→ WORK INSTRUCTION:
Could you output the complete listing given below exactly?
────────
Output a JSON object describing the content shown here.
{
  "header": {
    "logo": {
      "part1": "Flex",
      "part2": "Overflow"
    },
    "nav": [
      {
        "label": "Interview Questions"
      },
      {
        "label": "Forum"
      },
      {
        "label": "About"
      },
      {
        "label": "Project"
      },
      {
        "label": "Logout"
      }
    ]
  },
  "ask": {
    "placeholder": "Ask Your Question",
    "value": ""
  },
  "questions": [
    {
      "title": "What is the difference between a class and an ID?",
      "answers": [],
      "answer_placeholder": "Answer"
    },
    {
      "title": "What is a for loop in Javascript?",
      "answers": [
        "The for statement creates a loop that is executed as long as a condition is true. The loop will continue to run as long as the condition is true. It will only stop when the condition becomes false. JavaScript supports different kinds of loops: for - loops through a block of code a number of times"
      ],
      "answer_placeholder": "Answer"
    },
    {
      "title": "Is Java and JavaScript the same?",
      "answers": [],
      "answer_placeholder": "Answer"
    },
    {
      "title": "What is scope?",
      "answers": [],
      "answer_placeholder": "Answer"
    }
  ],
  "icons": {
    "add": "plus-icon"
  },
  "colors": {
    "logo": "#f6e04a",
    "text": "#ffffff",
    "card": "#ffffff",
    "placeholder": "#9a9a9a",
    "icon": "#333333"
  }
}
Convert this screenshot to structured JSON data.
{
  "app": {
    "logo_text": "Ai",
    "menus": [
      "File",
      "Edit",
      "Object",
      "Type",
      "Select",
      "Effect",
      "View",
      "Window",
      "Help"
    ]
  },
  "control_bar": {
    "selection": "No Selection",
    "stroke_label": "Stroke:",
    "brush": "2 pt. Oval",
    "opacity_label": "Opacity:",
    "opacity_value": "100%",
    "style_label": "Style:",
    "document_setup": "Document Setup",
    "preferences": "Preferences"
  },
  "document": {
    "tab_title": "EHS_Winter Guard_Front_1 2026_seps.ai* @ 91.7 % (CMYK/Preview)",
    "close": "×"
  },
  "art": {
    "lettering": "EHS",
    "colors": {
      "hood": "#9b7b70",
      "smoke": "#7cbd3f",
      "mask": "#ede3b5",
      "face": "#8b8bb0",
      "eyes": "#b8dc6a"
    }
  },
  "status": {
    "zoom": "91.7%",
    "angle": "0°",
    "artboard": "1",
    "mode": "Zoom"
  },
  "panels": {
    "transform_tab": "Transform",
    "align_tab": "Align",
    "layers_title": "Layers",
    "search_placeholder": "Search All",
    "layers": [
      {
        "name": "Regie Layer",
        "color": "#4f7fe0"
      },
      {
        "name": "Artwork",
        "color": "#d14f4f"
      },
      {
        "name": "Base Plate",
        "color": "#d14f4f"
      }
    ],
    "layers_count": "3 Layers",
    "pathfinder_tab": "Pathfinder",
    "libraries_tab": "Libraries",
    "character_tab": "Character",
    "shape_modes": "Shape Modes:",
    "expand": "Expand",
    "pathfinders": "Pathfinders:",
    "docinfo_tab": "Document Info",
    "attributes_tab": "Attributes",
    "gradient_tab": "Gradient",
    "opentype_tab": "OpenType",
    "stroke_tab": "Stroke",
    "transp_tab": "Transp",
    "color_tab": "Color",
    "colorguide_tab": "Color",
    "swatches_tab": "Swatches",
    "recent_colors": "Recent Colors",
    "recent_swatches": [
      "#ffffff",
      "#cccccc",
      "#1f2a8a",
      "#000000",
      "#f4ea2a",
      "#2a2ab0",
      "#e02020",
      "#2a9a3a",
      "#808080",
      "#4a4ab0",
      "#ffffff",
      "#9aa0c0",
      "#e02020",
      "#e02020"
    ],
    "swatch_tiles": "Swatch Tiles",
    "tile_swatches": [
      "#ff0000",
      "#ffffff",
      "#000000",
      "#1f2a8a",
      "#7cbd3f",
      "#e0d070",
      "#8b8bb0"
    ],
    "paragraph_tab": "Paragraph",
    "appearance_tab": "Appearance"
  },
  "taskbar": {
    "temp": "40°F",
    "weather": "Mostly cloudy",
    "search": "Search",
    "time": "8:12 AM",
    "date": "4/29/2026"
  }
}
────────
→ PROBLEM SOLUTION:
Output a JSON object describing the content shown here.
{
  "header": {
    "logo": {
      "part1": "Flex",
      "part2": "Overflow"
    },
    "nav": [
      {
        "label": "Interview Questions"
      },
      {
        "label": "Forum"
      },
      {
        "label": "About"
      },
      {
        "label": "Project"
      },
      {
        "label": "Logout"
      }
    ]
  },
  "ask": {
    "placeholder": "Ask Your Question",
    "value": ""
  },
  "questions": [
    {
      "title": "What is the difference between a class and an ID?",
      "answers": [],
      "answer_placeholder": "Answer"
    },
    {
      "title": "What is a for loop in Javascript?",
      "answers": [
        "The for statement creates a loop that is executed as long as a condition is true. The loop will continue to run as long as the condition is true. It will only stop when the condition becomes false. JavaScript supports different kinds of loops: for - loops through a block of code a number of times"
      ],
      "answer_placeholder": "Answer"
    },
    {
      "title": "Is Java and JavaScript the same?",
      "answers": [],
      "answer_placeholder": "Answer"
    },
    {
      "title": "What is scope?",
      "answers": [],
      "answer_placeholder": "Answer"
    }
  ],
  "icons": {
    "add": "plus-icon"
  },
  "colors": {
    "logo": "#f6e04a",
    "text": "#ffffff",
    "card": "#ffffff",
    "placeholder": "#9a9a9a",
    "icon": "#333333"
  }
}
Convert this screenshot to structured JSON data.
{
  "app": {
    "logo_text": "Ai",
    "menus": [
      "File",
      "Edit",
      "Object",
      "Type",
      "Select",
      "Effect",
      "View",
      "Window",
      "Help"
    ]
  },
  "control_bar": {
    "selection": "No Selection",
    "stroke_label": "Stroke:",
    "brush": "2 pt. Oval",
    "opacity_label": "Opacity:",
    "opacity_value": "100%",
    "style_label": "Style:",
    "document_setup": "Document Setup",
    "preferences": "Preferences"
  },
  "document": {
    "tab_title": "EHS_Winter Guard_Front_1 2026_seps.ai* @ 91.7 % (CMYK/Preview)",
    "close": "×"
  },
  "art": {
    "lettering": "EHS",
    "colors": {
      "hood": "#9b7b70",
      "smoke": "#7cbd3f",
      "mask": "#ede3b5",
      "face": "#8b8bb0",
      "eyes": "#b8dc6a"
    }
  },
  "status": {
    "zoom": "91.7%",
    "angle": "0°",
    "artboard": "1",
    "mode": "Zoom"
  },
  "panels": {
    "transform_tab": "Transform",
    "align_tab": "Align",
    "layers_title": "Layers",
    "search_placeholder": "Search All",
    "layers": [
      {
        "name": "Regie Layer",
        "color": "#4f7fe0"
      },
      {
        "name": "Artwork",
        "color": "#d14f4f"
      },
      {
        "name": "Base Plate",
        "color": "#d14f4f"
      }
    ],
    "layers_count": "3 Layers",
    "pathfinder_tab": "Pathfinder",
    "libraries_tab": "Libraries",
    "character_tab": "Character",
    "shape_modes": "Shape Modes:",
    "expand": "Expand",
    "pathfinders": "Pathfinders:",
    "docinfo_tab": "Document Info",
    "attributes_tab": "Attributes",
    "gradient_tab": "Gradient",
    "opentype_tab": "OpenType",
    "stroke_tab": "Stroke",
    "transp_tab": "Transp",
    "color_tab": "Color",
    "colorguide_tab": "Color",
    "swatches_tab": "Swatches",
    "recent_colors": "Recent Colors",
    "recent_swatches": [
      "#ffffff",
      "#cccccc",
      "#1f2a8a",
      "#000000",
      "#f4ea2a",
      "#2a2ab0",
      "#e02020",
      "#2a9a3a",
      "#808080",
      "#4a4ab0",
      "#ffffff",
      "#9aa0c0",
      "#e02020",
      "#e02020"
    ],
    "swatch_tiles": "Swatch Tiles",
    "tile_swatches": [
      "#ff0000",
      "#ffffff",
      "#000000",
      "#1f2a8a",
      "#7cbd3f",
      "#e0d070",
      "#8b8bb0"
    ],
    "paragraph_tab": "Paragraph",
    "appearance_tab": "Appearance"
  },
  "taskbar": {
    "temp": "40°F",
    "weather": "Mostly cloudy",
    "search": "Search",
    "time": "8:12 AM",
    "date": "4/29/2026"
  }
}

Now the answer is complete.